*ABOUT THIS EXERCISE*. Each line with the string "arrow" is to be copied from the records below.

INFORMATION GIVEN Start Marker

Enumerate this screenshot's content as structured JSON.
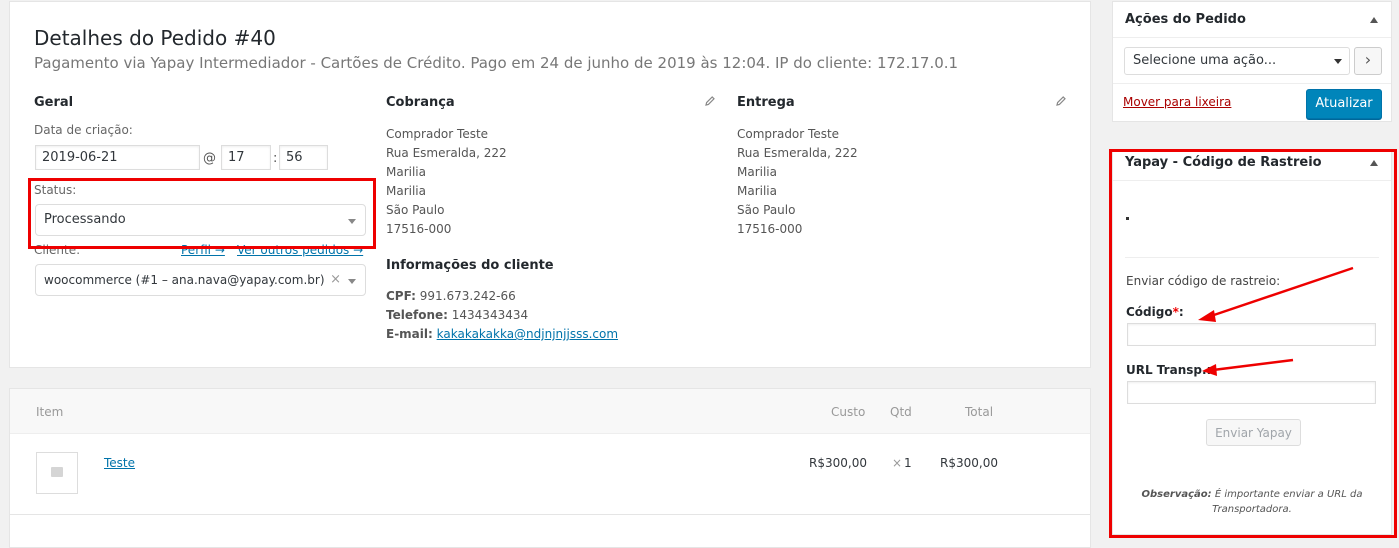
{
  "order": {
    "title": "Detalhes do Pedido #40",
    "subtitle": "Pagamento via Yapay Intermediador - Cartões de Crédito. Pago em 24 de junho de 2019 às 12:04. IP do cliente: 172.17.0.1",
    "general": {
      "heading": "Geral",
      "date_label": "Data de criação:",
      "date": "2019-06-21",
      "at": "@",
      "hour": "17",
      "colon": ":",
      "minute": "56",
      "status_label": "Status:",
      "status": "Processando",
      "customer_label": "Cliente:",
      "profile_link": "Perfil →",
      "other_orders_link": "Ver outros pedidos →",
      "customer": "woocommerce (#1 – ana.nava@yapay.com.br)",
      "clear": "×"
    },
    "billing": {
      "heading": "Cobrança",
      "lines": [
        "Comprador Teste",
        "Rua Esmeralda, 222",
        "Marilia",
        "Marilia",
        "São Paulo",
        "17516-000"
      ],
      "customer_info_heading": "Informações do cliente",
      "cpf_label": "CPF:",
      "cpf": "991.673.242-66",
      "phone_label": "Telefone:",
      "phone": "1434343434",
      "email_label": "E-mail:",
      "email": "kakakakakka@ndjnjnjjsss.com"
    },
    "shipping": {
      "heading": "Entrega",
      "lines": [
        "Comprador Teste",
        "Rua Esmeralda, 222",
        "Marilia",
        "Marilia",
        "São Paulo",
        "17516-000"
      ]
    }
  },
  "items": {
    "columns": {
      "item": "Item",
      "cost": "Custo",
      "qty": "Qtd",
      "total": "Total"
    },
    "rows": [
      {
        "name": "Teste",
        "cost": "R$300,00",
        "qty_x": "×",
        "qty": "1",
        "total": "R$300,00"
      }
    ]
  },
  "actions": {
    "heading": "Ações do Pedido",
    "select": "Selecione uma ação...",
    "go": "›",
    "trash": "Mover para lixeira",
    "update": "Atualizar"
  },
  "tracking": {
    "heading": "Yapay - Código de Rastreio",
    "send_label": "Enviar código de rastreio:",
    "code_label": "Código",
    "required": "*",
    "code_colon": ":",
    "code_value": "",
    "url_label": "URL Transp.:",
    "url_value": "",
    "submit": "Enviar Yapay",
    "note_bold": "Observação:",
    "note": "É importante enviar a URL da Transportadora."
  },
  "colors": {
    "highlight": "#e00000",
    "accent": "#0085ba",
    "link": "#0073aa"
  },
  "icons": [
    "edit-pencil-icon",
    "dropdown-caret-icon",
    "collapse-arrow-icon",
    "image-placeholder-icon",
    "red-arrow-annotation"
  ]
}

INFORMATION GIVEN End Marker

*WRITTEN SOLUTION*.
    "collapse-arrow-icon",
    "red-arrow-annotation"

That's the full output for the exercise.